According to traditional best practices it is still a bit early for some spring plantings but our new normal weather patterns have brought warm sunny days and it is easy to understand why the urge to dig is strong. A lot of my tender plants, like the Jatropha integerrima pictured here, never stopped blooming this year. It just looks and feels right for planting. With so many newly cleared planting beds, thanks to the late unpleasantness known as Matthew, there will be a lot of digging and planting going on around town this month and did you know playing in the dirt can make you happy?

There is a positive link between the naturally occurring soil microbe Mycobacterium vaccae and the production of serotonin, the brain chemical that makes us feel relaxed and happy. The lack of serotonin leads to depression and anxiety among other problems. The soil bacteria which gardeners absorb through the skin or inhale through airborne particles when soil is disturbed, is a natural antidepressant. Who needs Prozac when we can just go outside, get out hands dirty and feel good for free. No side effects either. Current studies show the positive effects can be felt for up to three weeks. Woohoo! I am feeling giddy already.

I was pretty happy when the mail lady brought me a new water lily this week. It is a tropical lily with very full, purple flowers called ‘King of Siam.’ Tropical lilies can be tender and do not always live through our winters, although I suspect they would have survived just fine this past year. Unlike hardy water lilies which grow from a rhizome that creeps along the surface of the soil, tropicals grow from tubers like little potatoes and they are generally better behaved for me in my tiny water garden. Water lilies, both hardy and tropical, are usually planted in pots with a heavy clay soil so it won’t float. Constantly trying to improve and learn, I am trying a new soilless potting media for water plants this year. It is made from a natural clay material that has been fired in a kiln and ground into small particles. It promises to be cleaner while still providing the essential micronutrients for the water plants. I am also using a fine mesh container made of recycled material. This is said to provide a good exchange of water preventing any stagnation in the bottom of the container.

Summer flowering bulbs went in the ground this week. Last summer the deer got almost all of the lilies I had planted so perhaps I am a masochist for trying again. But, I guess there’s that serotonin induced optimistic attitude I get from the soil. I will also put in a few more elephant ear bulbs. Colocasias tend to run, even overrun, the garden so I always keep them confined in large containers. Alocasias are generally better behaved but I often pot them also. These plants grow quickly and cover large areas so they are great for quick fill ins and since they are in pot they are easily moved around to wherever they look best or where they are needed.

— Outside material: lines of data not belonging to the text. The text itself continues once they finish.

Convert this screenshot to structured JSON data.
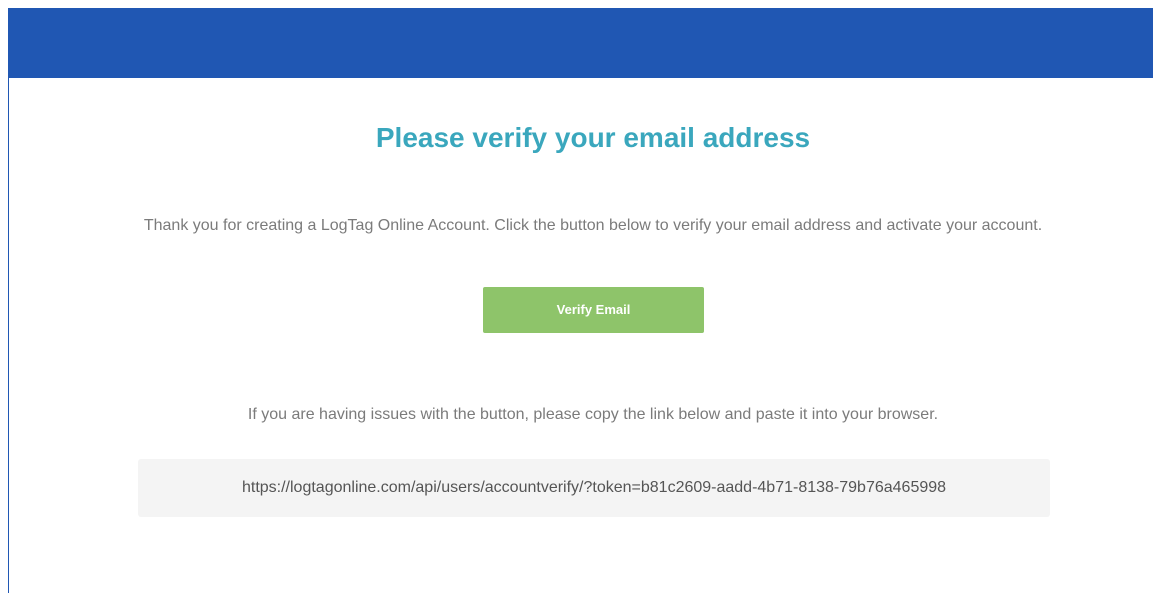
{
  "email": {
    "title": "Please verify your email address",
    "intro": "Thank you for creating a LogTag Online Account. Click the button below to verify your email address and activate your account.",
    "verify_button_label": "Verify Email",
    "help_text": "If you are having issues with the button, please copy the link below and paste it into your browser.",
    "verify_link": "https://logtagonline.com/api/users/accountverify/?token=b81c2609-aadd-4b71-8138-79b76a465998"
  },
  "colors": {
    "header": "#2057b3",
    "title": "#3aa7bd",
    "button": "#8ec46a",
    "body_text": "#7b7b7b",
    "link_box": "#f4f4f4"
  }
}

Colocasia ‘Black Coral’ is a striking dark leaf with an iridescent shine to the leaves. C. ‘Pineapple Princess’ has dusty, soft green leaves with pink stems. C. ‘Sangria Tropicools’ is a showy new variety with bluish green leaves with brilliant hot pink stems. Alocasia ‘Regal Shields’ is a striking plant with unique dark leaves with contrasting pale veins giving them a striped look. All elephant ears are greedy, just give them plenty of compost rich soil and water and they are no brainers. Sometimes I sink the elephant ear pots a few inches into the water garden. They love the constant moisture.

The best new plants, along with old favorites, will be offered at the Charleston Horticultural Society’s Plantasia. It will be held on April 7th & 8th this year at Old Town Creek in West Ashley.

The Beaufort Council of Garden Clubs will be holding a Flower Show on April 22 at St. Peter’s Church in the Walsh Palmetto Room, 9:00am to 5:00pm, and the parking is free and plentiful. This is an opportunity to see what Beaufort’s finest gardeners and floral designers grow and display.

It’s time for me to get outside and get dirty, I mean happy, again.